Assignment -
Find every line containing the string "text" in the data below, and report how many there are, with no other words.

* * *

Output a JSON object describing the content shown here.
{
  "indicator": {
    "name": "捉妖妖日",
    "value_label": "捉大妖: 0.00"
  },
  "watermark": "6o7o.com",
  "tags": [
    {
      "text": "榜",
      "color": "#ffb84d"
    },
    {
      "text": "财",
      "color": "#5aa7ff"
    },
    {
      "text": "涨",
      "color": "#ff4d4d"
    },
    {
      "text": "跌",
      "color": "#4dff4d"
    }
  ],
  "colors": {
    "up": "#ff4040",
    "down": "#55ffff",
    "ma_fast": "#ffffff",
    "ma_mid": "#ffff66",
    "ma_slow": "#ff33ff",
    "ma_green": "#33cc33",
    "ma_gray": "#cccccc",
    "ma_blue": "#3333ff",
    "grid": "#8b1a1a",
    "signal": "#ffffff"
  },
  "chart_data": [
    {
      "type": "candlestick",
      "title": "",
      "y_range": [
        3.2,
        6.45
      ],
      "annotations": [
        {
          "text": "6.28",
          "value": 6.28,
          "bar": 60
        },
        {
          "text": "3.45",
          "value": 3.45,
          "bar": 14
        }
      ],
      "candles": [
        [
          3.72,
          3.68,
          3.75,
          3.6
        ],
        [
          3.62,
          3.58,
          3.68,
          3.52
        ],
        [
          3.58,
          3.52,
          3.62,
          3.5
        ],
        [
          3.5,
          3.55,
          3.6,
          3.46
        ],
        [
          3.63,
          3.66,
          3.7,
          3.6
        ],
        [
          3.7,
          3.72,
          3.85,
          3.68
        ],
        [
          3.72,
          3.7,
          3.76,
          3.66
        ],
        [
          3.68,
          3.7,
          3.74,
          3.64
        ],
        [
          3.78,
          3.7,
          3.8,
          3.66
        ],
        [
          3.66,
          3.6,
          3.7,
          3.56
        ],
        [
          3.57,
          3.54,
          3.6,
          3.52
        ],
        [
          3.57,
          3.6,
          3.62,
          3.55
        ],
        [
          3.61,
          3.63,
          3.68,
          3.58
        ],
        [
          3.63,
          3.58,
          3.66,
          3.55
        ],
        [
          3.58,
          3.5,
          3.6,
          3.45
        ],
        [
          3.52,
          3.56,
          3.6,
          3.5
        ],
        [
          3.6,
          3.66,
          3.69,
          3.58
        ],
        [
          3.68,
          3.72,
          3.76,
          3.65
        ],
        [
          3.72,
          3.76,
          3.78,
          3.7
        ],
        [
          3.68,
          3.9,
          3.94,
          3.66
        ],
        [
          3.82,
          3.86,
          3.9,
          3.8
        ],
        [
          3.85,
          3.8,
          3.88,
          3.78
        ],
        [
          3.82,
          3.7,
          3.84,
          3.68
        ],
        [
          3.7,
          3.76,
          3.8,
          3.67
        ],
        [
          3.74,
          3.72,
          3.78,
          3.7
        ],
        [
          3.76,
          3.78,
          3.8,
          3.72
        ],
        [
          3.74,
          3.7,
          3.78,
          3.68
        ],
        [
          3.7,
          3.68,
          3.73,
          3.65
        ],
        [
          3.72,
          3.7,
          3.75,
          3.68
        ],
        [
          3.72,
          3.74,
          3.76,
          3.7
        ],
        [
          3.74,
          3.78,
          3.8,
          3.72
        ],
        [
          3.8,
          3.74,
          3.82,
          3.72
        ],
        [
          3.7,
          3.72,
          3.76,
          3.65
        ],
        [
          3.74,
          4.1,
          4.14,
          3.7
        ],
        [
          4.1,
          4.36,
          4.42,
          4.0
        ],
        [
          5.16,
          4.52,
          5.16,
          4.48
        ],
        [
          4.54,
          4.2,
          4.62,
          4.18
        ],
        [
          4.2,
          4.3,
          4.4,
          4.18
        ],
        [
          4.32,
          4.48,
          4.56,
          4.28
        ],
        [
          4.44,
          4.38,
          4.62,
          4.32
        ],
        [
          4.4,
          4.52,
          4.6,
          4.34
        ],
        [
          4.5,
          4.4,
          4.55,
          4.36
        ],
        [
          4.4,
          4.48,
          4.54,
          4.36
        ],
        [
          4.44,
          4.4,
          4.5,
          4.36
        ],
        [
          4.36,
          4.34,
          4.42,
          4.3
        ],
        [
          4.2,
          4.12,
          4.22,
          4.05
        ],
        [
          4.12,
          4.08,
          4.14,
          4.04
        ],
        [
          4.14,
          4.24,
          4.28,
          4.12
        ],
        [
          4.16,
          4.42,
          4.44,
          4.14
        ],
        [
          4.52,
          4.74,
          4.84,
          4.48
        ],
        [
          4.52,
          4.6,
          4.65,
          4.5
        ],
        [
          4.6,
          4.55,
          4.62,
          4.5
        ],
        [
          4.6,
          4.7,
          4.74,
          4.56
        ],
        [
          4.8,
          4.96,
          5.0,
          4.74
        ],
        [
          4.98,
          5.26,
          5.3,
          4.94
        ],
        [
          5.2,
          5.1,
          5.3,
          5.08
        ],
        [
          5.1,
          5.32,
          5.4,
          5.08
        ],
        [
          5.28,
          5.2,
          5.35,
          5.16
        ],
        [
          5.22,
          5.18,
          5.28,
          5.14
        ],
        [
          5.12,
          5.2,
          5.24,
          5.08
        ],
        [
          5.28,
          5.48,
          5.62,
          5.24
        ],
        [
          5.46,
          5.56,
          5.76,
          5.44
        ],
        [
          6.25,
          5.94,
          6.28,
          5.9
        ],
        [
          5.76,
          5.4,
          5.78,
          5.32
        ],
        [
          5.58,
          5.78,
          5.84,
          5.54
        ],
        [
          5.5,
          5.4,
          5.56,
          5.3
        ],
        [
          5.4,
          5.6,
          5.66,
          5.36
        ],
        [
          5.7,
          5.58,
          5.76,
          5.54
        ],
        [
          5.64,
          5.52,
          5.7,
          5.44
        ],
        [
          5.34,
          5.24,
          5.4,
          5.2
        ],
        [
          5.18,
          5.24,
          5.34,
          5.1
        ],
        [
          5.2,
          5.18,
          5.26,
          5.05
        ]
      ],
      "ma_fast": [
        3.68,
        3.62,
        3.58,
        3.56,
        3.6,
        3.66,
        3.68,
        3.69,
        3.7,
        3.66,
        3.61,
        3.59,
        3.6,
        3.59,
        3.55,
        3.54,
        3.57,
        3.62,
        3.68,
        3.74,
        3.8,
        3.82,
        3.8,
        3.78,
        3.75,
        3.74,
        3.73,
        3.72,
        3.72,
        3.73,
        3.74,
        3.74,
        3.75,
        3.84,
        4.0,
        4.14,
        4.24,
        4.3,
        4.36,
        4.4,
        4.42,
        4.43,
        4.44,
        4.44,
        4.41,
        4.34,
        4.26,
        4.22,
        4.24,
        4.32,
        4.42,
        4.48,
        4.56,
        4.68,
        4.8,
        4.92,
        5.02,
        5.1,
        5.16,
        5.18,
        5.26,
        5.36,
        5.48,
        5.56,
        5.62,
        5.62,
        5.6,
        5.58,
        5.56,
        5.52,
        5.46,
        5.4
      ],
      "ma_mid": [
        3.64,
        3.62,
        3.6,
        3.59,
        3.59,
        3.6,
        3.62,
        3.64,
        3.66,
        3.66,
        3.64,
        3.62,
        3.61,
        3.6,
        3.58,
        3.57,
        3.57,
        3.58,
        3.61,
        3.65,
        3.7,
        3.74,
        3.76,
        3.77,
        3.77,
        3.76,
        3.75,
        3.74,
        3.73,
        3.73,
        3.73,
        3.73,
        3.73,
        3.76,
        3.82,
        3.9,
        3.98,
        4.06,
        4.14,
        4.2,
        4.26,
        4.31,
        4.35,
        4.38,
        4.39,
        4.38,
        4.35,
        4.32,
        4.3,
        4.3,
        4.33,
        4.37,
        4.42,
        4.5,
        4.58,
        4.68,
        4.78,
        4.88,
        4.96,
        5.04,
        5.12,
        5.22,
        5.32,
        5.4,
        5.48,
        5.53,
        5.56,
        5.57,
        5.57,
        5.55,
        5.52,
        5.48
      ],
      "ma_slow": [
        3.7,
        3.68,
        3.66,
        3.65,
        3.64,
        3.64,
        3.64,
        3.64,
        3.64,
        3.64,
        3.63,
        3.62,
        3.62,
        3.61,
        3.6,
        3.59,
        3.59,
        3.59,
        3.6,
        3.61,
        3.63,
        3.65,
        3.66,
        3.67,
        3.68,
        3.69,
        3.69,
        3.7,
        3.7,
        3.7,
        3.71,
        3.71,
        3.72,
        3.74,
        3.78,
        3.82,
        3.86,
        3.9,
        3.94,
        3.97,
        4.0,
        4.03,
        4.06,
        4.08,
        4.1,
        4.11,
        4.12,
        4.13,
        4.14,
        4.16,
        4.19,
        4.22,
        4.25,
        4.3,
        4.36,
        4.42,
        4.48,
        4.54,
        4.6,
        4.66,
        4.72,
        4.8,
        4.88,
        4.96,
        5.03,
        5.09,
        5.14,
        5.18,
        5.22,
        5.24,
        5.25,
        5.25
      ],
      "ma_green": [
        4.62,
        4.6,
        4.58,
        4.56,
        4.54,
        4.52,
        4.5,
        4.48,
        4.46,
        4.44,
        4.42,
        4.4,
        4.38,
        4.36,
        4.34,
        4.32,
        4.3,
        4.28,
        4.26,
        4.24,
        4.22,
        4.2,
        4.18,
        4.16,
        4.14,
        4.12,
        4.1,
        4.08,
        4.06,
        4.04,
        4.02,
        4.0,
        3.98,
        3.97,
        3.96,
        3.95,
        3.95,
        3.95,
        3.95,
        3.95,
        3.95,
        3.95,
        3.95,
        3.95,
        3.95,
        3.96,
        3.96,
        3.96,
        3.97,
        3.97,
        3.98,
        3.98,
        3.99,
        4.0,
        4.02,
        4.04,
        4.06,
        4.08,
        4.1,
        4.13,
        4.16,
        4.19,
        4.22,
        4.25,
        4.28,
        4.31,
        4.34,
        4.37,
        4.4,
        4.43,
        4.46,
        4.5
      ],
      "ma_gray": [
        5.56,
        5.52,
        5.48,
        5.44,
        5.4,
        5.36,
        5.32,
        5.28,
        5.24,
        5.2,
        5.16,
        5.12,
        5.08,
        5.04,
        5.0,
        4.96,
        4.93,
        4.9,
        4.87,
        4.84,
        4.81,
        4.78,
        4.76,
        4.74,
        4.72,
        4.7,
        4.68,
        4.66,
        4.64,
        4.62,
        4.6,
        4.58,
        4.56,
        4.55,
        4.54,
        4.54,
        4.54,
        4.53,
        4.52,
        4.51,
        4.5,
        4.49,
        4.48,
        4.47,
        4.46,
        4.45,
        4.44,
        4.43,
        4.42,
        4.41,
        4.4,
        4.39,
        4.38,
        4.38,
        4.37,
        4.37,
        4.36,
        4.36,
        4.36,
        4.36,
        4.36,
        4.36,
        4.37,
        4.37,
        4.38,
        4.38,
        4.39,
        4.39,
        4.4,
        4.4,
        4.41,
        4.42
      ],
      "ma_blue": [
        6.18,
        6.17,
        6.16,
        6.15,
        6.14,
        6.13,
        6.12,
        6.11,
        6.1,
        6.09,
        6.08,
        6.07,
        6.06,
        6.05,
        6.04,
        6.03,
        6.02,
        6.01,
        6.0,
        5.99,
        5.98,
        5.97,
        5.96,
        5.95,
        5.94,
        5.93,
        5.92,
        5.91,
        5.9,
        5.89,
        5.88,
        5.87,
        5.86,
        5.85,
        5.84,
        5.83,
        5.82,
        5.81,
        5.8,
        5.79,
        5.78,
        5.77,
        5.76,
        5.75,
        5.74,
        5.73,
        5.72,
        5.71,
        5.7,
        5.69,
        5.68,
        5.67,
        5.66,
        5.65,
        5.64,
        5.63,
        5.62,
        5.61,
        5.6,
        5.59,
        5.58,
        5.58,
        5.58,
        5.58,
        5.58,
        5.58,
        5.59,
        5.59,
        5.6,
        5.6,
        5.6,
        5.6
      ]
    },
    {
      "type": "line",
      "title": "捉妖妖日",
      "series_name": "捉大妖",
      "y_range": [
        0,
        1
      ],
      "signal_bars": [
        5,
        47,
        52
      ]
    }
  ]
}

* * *

Your response -
6